The following is a revised version of an article that was published on November 27, 2008.
There was a lot of excitement among gold aficionados last week. A $34-an-ounce end-of-week rally did a lot to brighten their spirits. Monday's $28 follow-through punched spot COMEX gold above the $800/ounce mark for the first time since October 20.
Gold rallied because ... because ... well, just what was the reason?
Some among the chattering classes would have us believe the spike was foretold by gold tipping into what they dubbed "backwardation." Well, not gold per se. Rather, gold forward rates.
Backwardation? Forward rates?
Maybe a little explanation's in order.
Backwardation, as described in several Hard Assets Investor articles (see "The Battle Against Contango" for one), exists when the price of a commodity for immediate delivery is higher than its price for later delivery. For a storable commodity like gold, backwardation implies scarcity of supply. Ordinarily, COMEX gold is a carrying charge market - sometimes ascribed as a "contango" market - in which contracts for later delivery are priced higher than spot to reflect the costs of storage. Because gold isn't consumed and supply is so visible, there's usually enough metal to carry forward.
Forward rates are the interest charges levied by dealing banks for borrowing gold. These rates are calculated for various maturities on a swap basis against U.S. dollars. A brief explanation of forwards can be found in "Gold Liquidity Play A Setup?").
Normally, the forward market looks like any other yield curve, with near-term rates lower than those of longer maturities. Those rates, too, are ordinarily positive. What was noted as backwardation last week was the quotation of negative forward rates in the London dealer market for one- and two-month gold loans.
That sent the discussion boards buzzing. "Does this mean banks will pay us for borrowing gold?" asked more than one denizen.
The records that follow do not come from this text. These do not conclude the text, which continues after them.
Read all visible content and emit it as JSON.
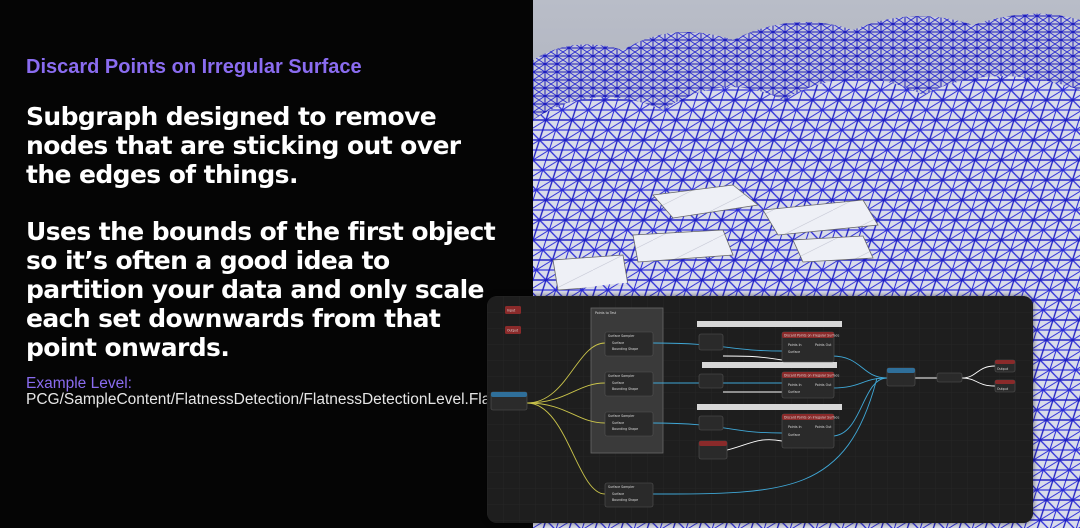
{
  "slide": {
    "kicker": "Discard Points on Irregular Surface",
    "headline_1": "Subgraph designed to remove nodes that are sticking out over the edges of things.",
    "headline_2": "Uses the bounds of the first object so it’s often a good idea to partition your data and only scale each set downwards from that point onwards.",
    "example_label": "Example Level:",
    "example_path": "PCG/SampleContent/FlatnessDetection/FlatnessDetectionLevel.FlatnessDetectionLevel'"
  },
  "graph": {
    "inputs": [
      "Input",
      "Output"
    ],
    "comment_title": "Points to Test",
    "sampler_node": "Surface Sampler",
    "sampler_pins": [
      "Surface",
      "Bounding Shape"
    ],
    "discard_node": "Discard Points on Irregular Surface",
    "discard_pins": [
      "Points In",
      "Surface"
    ],
    "discard_out": "Points Out",
    "outputs": [
      "Output",
      "Output"
    ],
    "colors": {
      "red_header": "#8a2a2a",
      "cyan_wire": "#3fa7d6",
      "yellow_wire": "#c9c34a",
      "graph_bg": "#1e1e1e"
    }
  }
}
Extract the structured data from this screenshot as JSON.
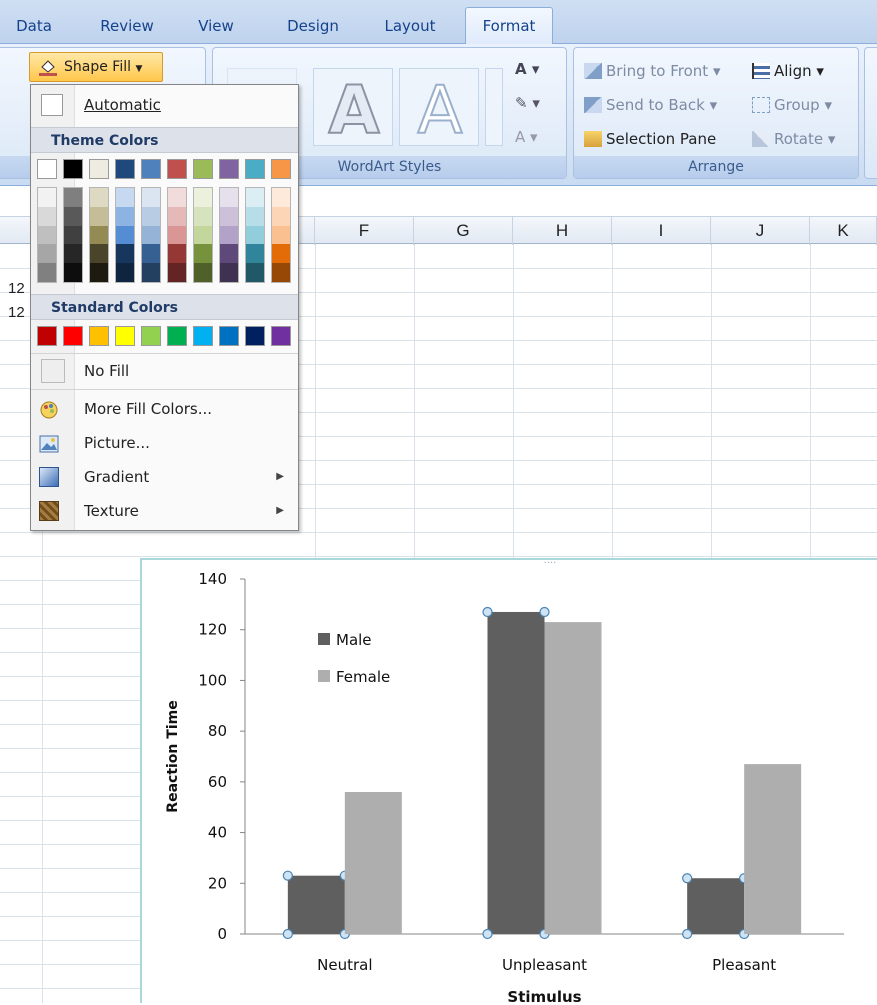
{
  "ribbon_tabs": [
    {
      "label": "Data"
    },
    {
      "label": "Review"
    },
    {
      "label": "View"
    },
    {
      "label": "Design"
    },
    {
      "label": "Layout"
    },
    {
      "label": "Format",
      "active": true
    }
  ],
  "shape_fill_button": "Shape Fill",
  "wordart": {
    "group_label": "WordArt Styles"
  },
  "arrange": {
    "group_label": "Arrange",
    "bring_to_front": "Bring to Front",
    "align": "Align",
    "send_to_back": "Send to Back",
    "group": "Group",
    "selection_pane": "Selection Pane",
    "rotate": "Rotate"
  },
  "fill_menu": {
    "automatic": "Automatic",
    "theme_colors_title": "Theme Colors",
    "theme_colors": [
      "#ffffff",
      "#000000",
      "#eeece1",
      "#1f497d",
      "#4f81bd",
      "#c0504d",
      "#9bbb59",
      "#8064a2",
      "#4bacc6",
      "#f79646"
    ],
    "theme_shades": [
      [
        "#f2f2f2",
        "#d9d9d9",
        "#bfbfbf",
        "#a6a6a6",
        "#808080"
      ],
      [
        "#7f7f7f",
        "#595959",
        "#404040",
        "#262626",
        "#0d0d0d"
      ],
      [
        "#ddd9c3",
        "#c4bd97",
        "#948a54",
        "#4a452a",
        "#1d1b10"
      ],
      [
        "#c6d9f0",
        "#8db3e2",
        "#548dd4",
        "#17365d",
        "#0f243e"
      ],
      [
        "#dbe5f1",
        "#b8cce4",
        "#95b3d7",
        "#366092",
        "#244061"
      ],
      [
        "#f2dcdb",
        "#e5b9b7",
        "#d99694",
        "#953734",
        "#632423"
      ],
      [
        "#ebf1dd",
        "#d7e3bc",
        "#c3d69b",
        "#76923c",
        "#4f6128"
      ],
      [
        "#e5e0ec",
        "#ccc1d9",
        "#b2a2c7",
        "#5f497a",
        "#3f3151"
      ],
      [
        "#dbeef3",
        "#b7dde8",
        "#92cddc",
        "#31859b",
        "#205867"
      ],
      [
        "#fdeada",
        "#fbd5b5",
        "#fac08f",
        "#e36c09",
        "#974806"
      ]
    ],
    "standard_colors_title": "Standard Colors",
    "standard_colors": [
      "#c00000",
      "#ff0000",
      "#ffc000",
      "#ffff00",
      "#92d050",
      "#00b050",
      "#00b0f0",
      "#0070c0",
      "#002060",
      "#7030a0"
    ],
    "no_fill": "No Fill",
    "more_fill_colors": "More Fill Colors...",
    "picture": "Picture...",
    "gradient": "Gradient",
    "texture": "Texture"
  },
  "sheet": {
    "columns": [
      "F",
      "G",
      "H",
      "I",
      "J",
      "K"
    ],
    "visible_cells": [
      "12",
      "12"
    ]
  },
  "chart_data": {
    "type": "bar",
    "categories": [
      "Neutral",
      "Unpleasant",
      "Pleasant"
    ],
    "series": [
      {
        "name": "Male",
        "values": [
          23,
          127,
          22
        ],
        "color": "#5f5f5f"
      },
      {
        "name": "Female",
        "values": [
          56,
          123,
          67
        ],
        "color": "#aeaeae"
      }
    ],
    "xlabel": "Stimulus",
    "ylabel": "Reaction Time",
    "ylim": [
      0,
      140
    ],
    "yticks": [
      0,
      20,
      40,
      60,
      80,
      100,
      120,
      140
    ],
    "legend_position": "top-left",
    "grid": false,
    "selected_series": "Male"
  }
}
Don't you wish.
Gold Forward Rates
Sense can be made of negative forward rates once you understand how the metal is traded in the lease market. Just as changes in supply and demand affect metal prices, so too do changes in borrowing demand and lending affect lease rates. If gold is readily available, lease rates will be low; if the supply of borrowable metal is tight, rates will rise accordingly. Remember, though, we're talking about gold in the lease market here, not the cash metal marketplace.
A negative forward rate does not automatically create a full-blown backwardation in the price of gold. The forward price of metal, reflecting its cost of carry, is determined on the basis of the spread between an available investment rate, such as LIBOR, and the gold forward rate, which yields a positive value unless LIBOR falls below the forward rate.
On November 20, for example, spot gold was fixed in the morning London round at $745.25. The one-month forward rate was quoted at -0.08%, but LIBOR was set at 1.40%, making the spread 1.48%. One-month forward gold was thus priced at $745.20, an apparent 5-cent inversion from spot. Keep in mind, though, that the forward price may not actually be realizable. There's no accounting for borrowers' commissions or fees here. And still, contango prevailed through the rest of the forward curve. The contemporaneously implied three-month forward price, for example, was $745.34.
In a gold swap or loan, spot's at one end of the transaction, the forward price at the other.
Backwardation, though, isn't the novelty that many observers claim it to be. At least in the short end of the forward curve. The forward market, in fact, inverted earlier this year as gold peaked, then began to slide. In late January, the one-month gold price implied by the forward curve spiked above three-month gold and was offered at a premium until April.
The current lease market reflects central bank stimulus at work, much like that your neighborhood bank employs when it wants to fill gaps in its asset-liability book. Have you ever seen certificates of deposit advertised with special rates by your bank? Certain maturities may be offered at high rates if the bank has a funding need in a particular time bucket. It's the same thing in the gold market, save for the fact that the bank here is advertising a cheap asset rather than a high-priced liability (from the bank's perspective, that is).
Bullion lenders are trying to encourage gold borrowing now, particularly in the short maturities. Central banks are liquefying their gold reserves to stimulate aggregate demand. Rates have gone negative at the short end because demand for gold shorting has dwindled (since gold borrowing necessarily results in the short sale of metal to raise investment funds for the borrower).
Gold Lease Market
The chart above illustrates that the gold "carry trade" has become more profitable as the financial markets melt down. The spread between LIBOR and forward rates widened by nearly 200 basis points (2%) in just one month's time at the front end of the crisis. This goes a long way to explain why gold didn't reach new highs during the crisis.
So, now what?
Well, let's see if we can take a lesson from the past. Only on two previous occasions have forward rates turned negative. One-month forward rates went negative on two days bracketing a weekend in March 2001, less than a month after gold bottomed in London around $257. At the time of the inversion, gold was fixed around $269. Not much happened pricewise by year's end, though ultimately, that was stage-setting for gold's current bull market. Previously, forward rates - at all maturities - went negative on two days in September 1999, which did presage a significant rally above the $300 level.
Not the strongest of bullish indicators this lease rate business. With that in mind, you're better off looking at other fundamental and technical signals for buying cues.